If a building project is required to have a green roof, its owner is also required to construct and maintain the green roof according to the standards of the GRB. The GRB sets out the “Toronto Green Roof Construction Standard” (the “TGRCS”) which calls for, among other things, certain specific requirements with respect to: gravity loads; slope stability; wind uplift; fire safety; water proofing; drainage; plant selection; vegetation performance; and irrigation.

Additionally, the TGRCS mandates that an applicant develop a maintenance plan for its green roof going-forward – in accordance with the rules set out in the GRB. Both the TGRCS and the accompanying maintenance plans are to be policed using a permit system under the supervision of the Chief Building Official.

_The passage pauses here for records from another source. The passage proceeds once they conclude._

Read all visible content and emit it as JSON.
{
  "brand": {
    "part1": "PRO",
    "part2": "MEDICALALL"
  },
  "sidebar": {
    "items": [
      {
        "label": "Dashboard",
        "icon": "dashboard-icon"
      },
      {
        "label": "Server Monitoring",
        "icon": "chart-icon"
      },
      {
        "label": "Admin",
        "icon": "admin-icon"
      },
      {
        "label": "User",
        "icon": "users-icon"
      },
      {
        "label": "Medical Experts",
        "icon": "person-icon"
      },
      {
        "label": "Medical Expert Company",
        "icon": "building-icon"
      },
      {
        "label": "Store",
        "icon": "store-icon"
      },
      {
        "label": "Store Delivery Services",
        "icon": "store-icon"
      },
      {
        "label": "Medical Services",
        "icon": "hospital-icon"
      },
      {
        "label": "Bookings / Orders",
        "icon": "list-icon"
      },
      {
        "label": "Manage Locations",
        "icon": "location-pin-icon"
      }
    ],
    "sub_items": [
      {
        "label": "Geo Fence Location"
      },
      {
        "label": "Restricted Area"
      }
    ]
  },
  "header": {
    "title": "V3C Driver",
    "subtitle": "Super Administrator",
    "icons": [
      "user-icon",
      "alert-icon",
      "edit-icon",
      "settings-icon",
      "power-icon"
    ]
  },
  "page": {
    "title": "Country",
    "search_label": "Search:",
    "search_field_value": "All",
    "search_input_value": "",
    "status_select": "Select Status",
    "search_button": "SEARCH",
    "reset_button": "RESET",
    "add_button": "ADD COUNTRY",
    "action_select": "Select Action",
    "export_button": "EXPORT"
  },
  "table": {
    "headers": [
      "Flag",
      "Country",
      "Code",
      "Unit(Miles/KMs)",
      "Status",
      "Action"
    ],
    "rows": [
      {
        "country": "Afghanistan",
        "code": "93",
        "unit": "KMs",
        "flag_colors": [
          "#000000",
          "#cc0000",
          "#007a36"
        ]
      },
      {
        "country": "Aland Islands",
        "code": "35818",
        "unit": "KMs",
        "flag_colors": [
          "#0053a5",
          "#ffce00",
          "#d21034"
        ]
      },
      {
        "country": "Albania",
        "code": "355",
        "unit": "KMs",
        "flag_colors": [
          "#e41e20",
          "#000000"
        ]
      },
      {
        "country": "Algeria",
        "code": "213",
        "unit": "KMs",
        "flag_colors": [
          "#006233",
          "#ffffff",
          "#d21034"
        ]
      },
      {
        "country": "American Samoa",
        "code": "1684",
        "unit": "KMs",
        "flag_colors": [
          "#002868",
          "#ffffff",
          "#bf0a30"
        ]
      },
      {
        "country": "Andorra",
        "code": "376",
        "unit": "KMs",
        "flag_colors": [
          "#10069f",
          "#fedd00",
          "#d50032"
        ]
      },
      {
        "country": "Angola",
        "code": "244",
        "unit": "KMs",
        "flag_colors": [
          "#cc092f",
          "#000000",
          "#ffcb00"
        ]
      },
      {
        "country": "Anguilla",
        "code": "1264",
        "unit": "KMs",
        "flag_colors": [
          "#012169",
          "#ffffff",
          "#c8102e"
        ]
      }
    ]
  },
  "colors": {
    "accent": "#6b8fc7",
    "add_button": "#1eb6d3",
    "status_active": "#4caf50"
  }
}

There is provision in the GRB for a reduction in the required amount of green roof or a complete exemption and the payment of cash-in-lieu. For reductions, an application may be made to the Chief Planner and, for exceptions, the request is to City Council. The criteria used to determine if a reduction or exemption is appropriate have not yet been promulgated; however, the cash-in-lieu amount is currently set at $200 per square metre of lost green roof. Decisions of the Chief Planner or of City Council may not be appealed to the Ontario Municipal Board.

Included in the GRB are provisions that make it an offence to contravene the GRB and fines can be assessed at up to $100,000 for breaches of the GRB requirements. It is unclear if this is a one time or a continuing fine.

Though there is no longer a choice as to whether to build or not to build a green roof, there are some positive aspects of the GRB. Green roofs lower building heating and cooling costs, add value to building amenity users and display corporate social and environmental responsibility. It does not take much imagination to view the creativity or ingenuity of a green roof being a major draw to one building over another, as the urban population becomes accustomed to recreating on top of the world.

Toronto green standard

For several years, many Toronto developers have taken progressive steps in building their projects with a mind towards environmental sustainability. To date, these actions have largely been voluntary; however, at least in some part, this is going to change.

In 2006, the City of Toronto adopted the Toronto Green Development Standard. Just over three years later, in September of 2009, this will be replaced with the “Toronto Green Standard” (the “TGS”) which calls for environmentally friendly technologies and innovations to be included as standard protocol in all new buildings and landscape designs in the City.

Applying to all building types, the TGS is a two-tier performance measure system. Tier One is mandatory and will be secured through the City powers found in the Planning Act. Tier One measures include: exterior sustainable design; landscaping; site level infrastructure features (such as automobile, cycling and pedestrian infrastructure); and, energy efficiency of 25% better than the Model National Energy Code for Building (MNECB) or Energuide 80 for low-rise development. These measures will be secured mainly through site plan and plan of subdivision agreements.

Tier Two is optional and consists of enhanced performance measures that will be obtained through incentive programs such as a development charge refund program. Tier Two measures include enhanced sustainable performance measures that raise the bar and encompass whole building performance – such as 40% energy efficiency above MNECB or Energuide 85 for low-rise development.

In addition to the TGS, Toronto City Council will also be asking the Province for the power to require energy efficient measures that exceed the levels set out in the Ontario Building Code. If this occurs, Toronto could adopt a stricter environmental building policy than anywhere else in the Province and certain Tier Two requirements could become mandatory.

For those developers that have already been taking these environmentally sustainable measures, the TGS is great news – now all Toronto builders will be on a level playing field when it comes to the inclusion of such technologies.

Enjoy your vacation!